Aside from his 2-dimentional work, Josh began to apply his same use of material appropriation to create found object sculptures. He would frequently visit antique stores, military surpluses and thrift shops, looking for potential oddities that he could warp into his own creation.
His graduating show entitled, ‘Reclamation’, displayed a combination of stencil/collage paintings, drawings, installations and found object sculptures which were all distinctly linked in his style. He immediately followed by displaying similar works in galleries across the state and is continuing to expand his exposure today.
Comedy/ Film Career
A natural class clown, Roupe’s comedy career may have begun before anything else. At a young age he began making independent comic books and short films with friends. In 1997 he was the recipient of a Student Film Award for a short documentary about tree frogs.

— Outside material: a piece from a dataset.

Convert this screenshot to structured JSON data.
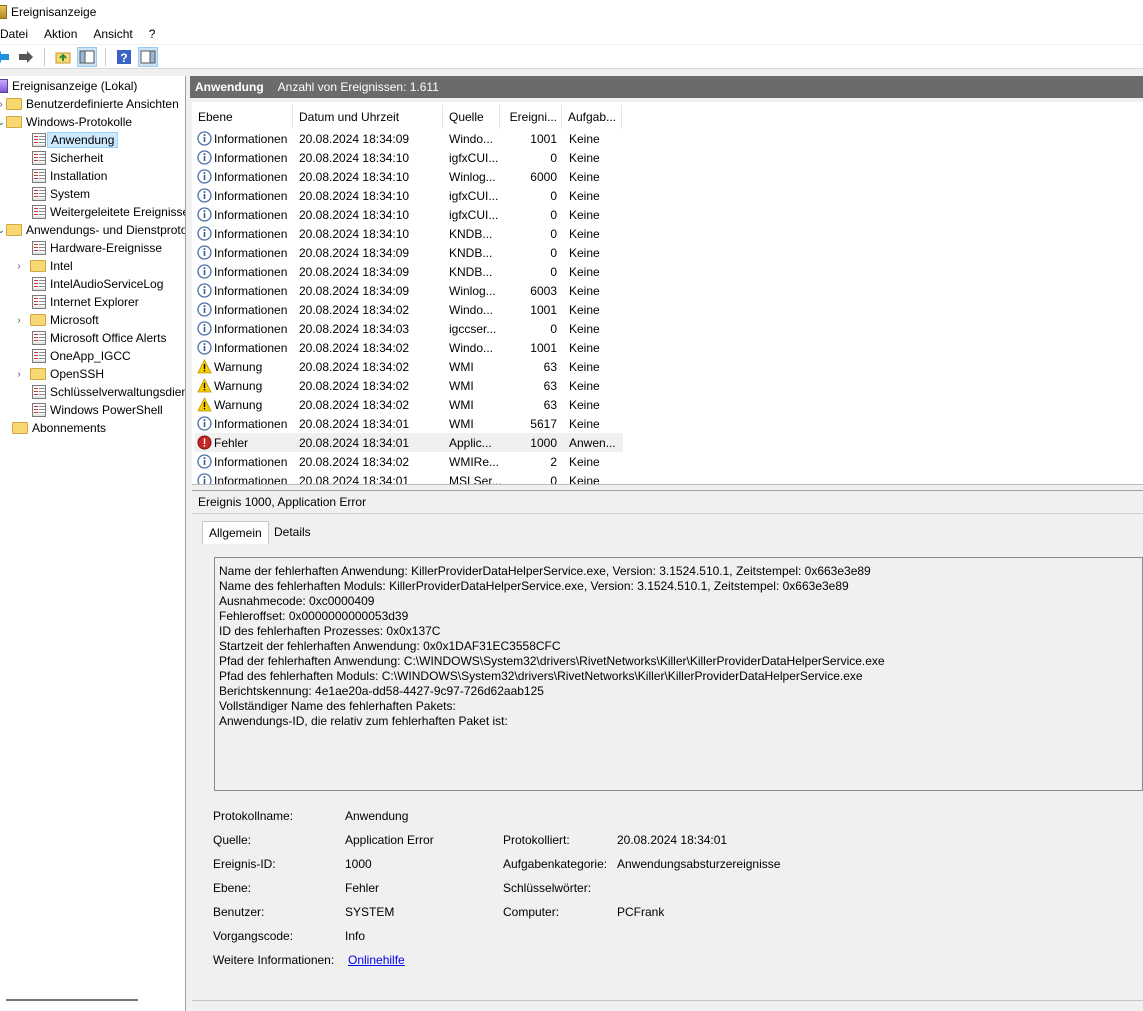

In 2000, Josh created his first notable character role as part of a weekly program called ‘The Captain’ on east-central Michigan’s largest rock radio station Z-93. The character named The Pan-Man, would call the station every Saturday night and deliver a short monologue followed by a violent eruption of smashing frying pans together while he laughed and yelled psychotically. Although it began as a prank call, the station ended up getting a lot of feedback from it and the show’s DJ, Joe Volk, invited the Pan-Man to be a regular on the show--which he did until the show's cancellation in 2002.

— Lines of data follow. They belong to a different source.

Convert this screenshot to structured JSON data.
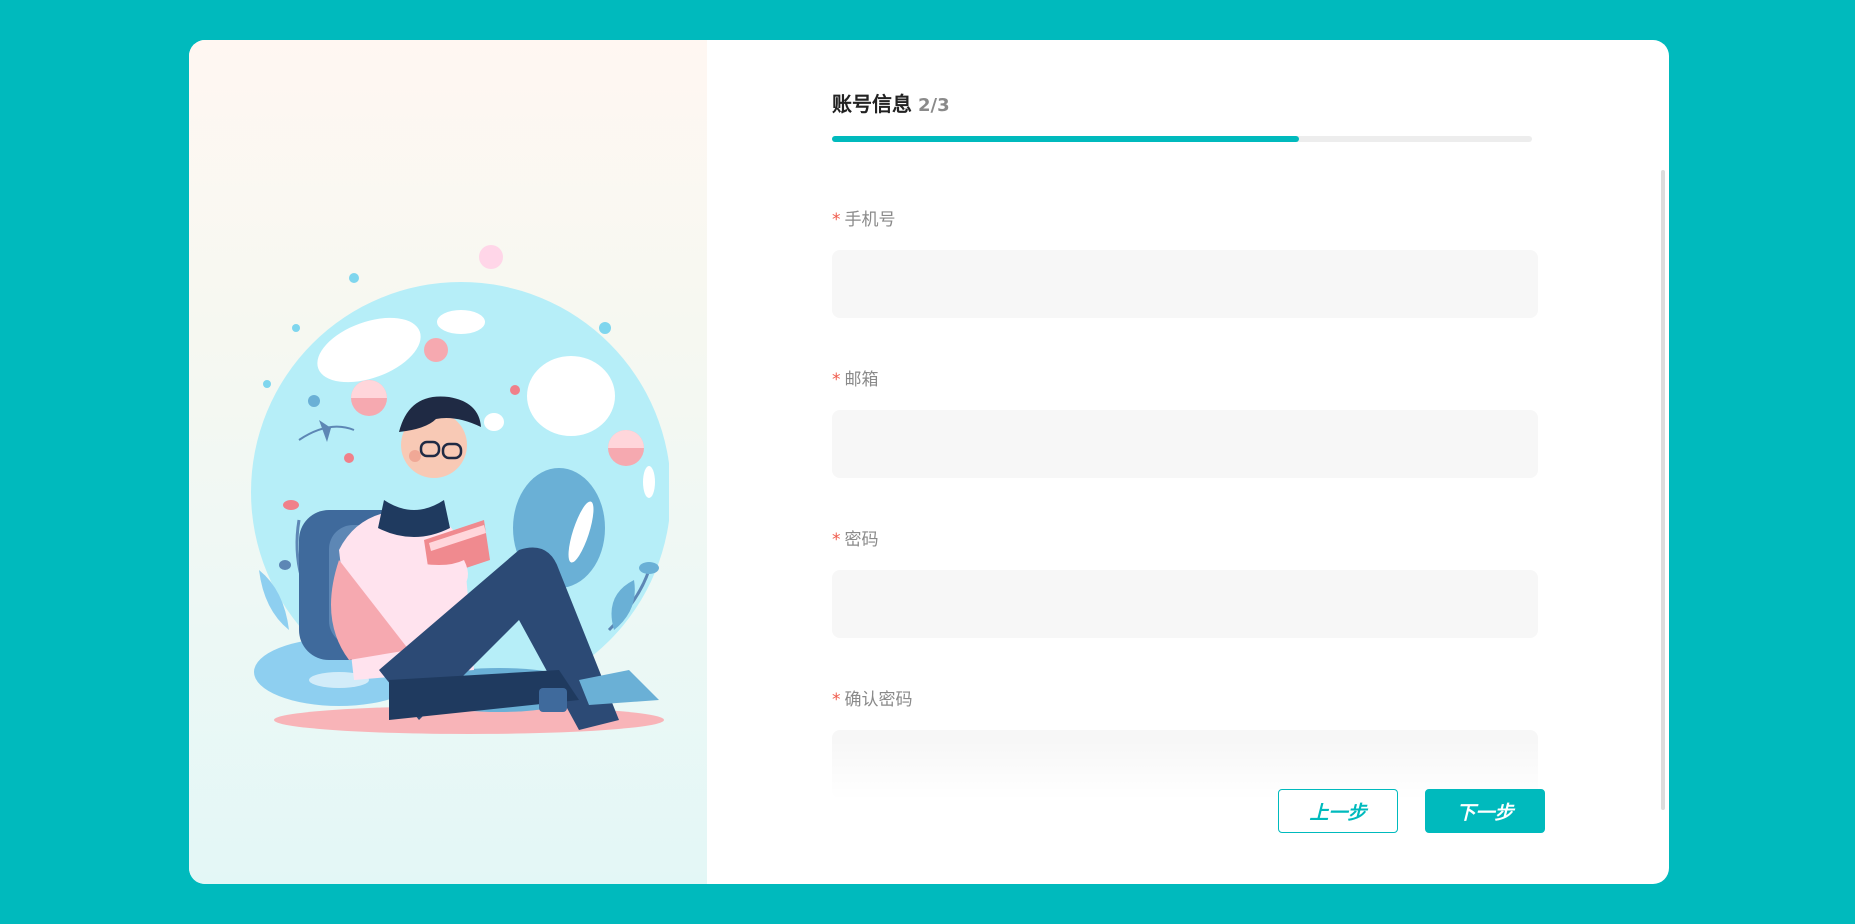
{
  "form": {
    "step_title": "账号信息",
    "step_count": "2/3",
    "progress_fraction": 0.667,
    "required_mark": "*",
    "fields": [
      {
        "label": "手机号",
        "value": ""
      },
      {
        "label": "邮箱",
        "value": ""
      },
      {
        "label": "密码",
        "value": ""
      },
      {
        "label": "确认密码",
        "value": ""
      }
    ]
  },
  "actions": {
    "prev_label": "上一步",
    "next_label": "下一步"
  },
  "colors": {
    "accent": "#00babd",
    "required": "#f05a4b",
    "input_bg": "#f7f7f7",
    "label": "#8a8a8a"
  },
  "illustration": {
    "subject": "person-reading-book-in-bubble"
  }
}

Around 2004, while still in the military, Josh began production on a full 25-minute pilot episode of an animated show entitled ‘Craig Craig: the Mustache Man’. The show’s premise revolved around a middle aged office-worker and his colleges as they battled insane co-workers and an infiltrated clan of ninja assassins. The pilot which was also a Christmas special, titled ‘A Very Merry Craig Craig the Mustache Man Christmas Special’, but it was never finished when the computer he had been working on crashed. To commemorate the loss, Josh had the main character Craig Craig tattooed on his arm.
During the Killaz Local 989 days, Josh also directed all of the band’s music videos as well as some short films which never made it off the cutting room floor.
Much latter in 2010, Josh began another animation project entitled, ‘Nate’s Neighbors’. He created a short five-minute preview of the show as well as a teaser trailer but again the project never took off. The premise for Nate’s Neighbors involved a guy named Nate and his roommate Josh who lived in an insane low-income apartment complex full of wacky, shady neighbors. Unlike ‘Craig Craig’, Nate’s Neighbors was intended to be hyper-violent and really push the psychological boundaries of dark humor.
The age of YouTube created numerous opportunities for short films and Josh took full advantage. Perhaps his most famous short film was entitled, ‘A Cabbage for Mom’. It was shot reality-show style and tells the story of a man who purchased a cabbage for his mother. Two days after it’s YouTube launch, ‘A Cabbage for Mom’, was picked up and aired on a CBS video clip show called ‘Right This Minute’. The event was bitter-sweet however because Josh’s mother who also stars in the film, had no idea that she was being recorded during its production.
In 2013, Josh began his own alternative comedy variety show podcast entitled, ‘Weird Thoughts with Josh Roupe’. Weird Thoughts features an array of guests, some real, some fake, that engage in conversation in an informal setting. The show also includes prank-calls and scripted sketches. Every episode of Weird Thoughts also features all original songs which are written, produced and performed by Josh Roupe. The episode list is sparse since unlike regular podcasts, each episode of WTWJR is produced, written out and procrastinated upon before its eventual release. It is currently available here, iTunes, Stitcher Radio, and SoundCloud.com.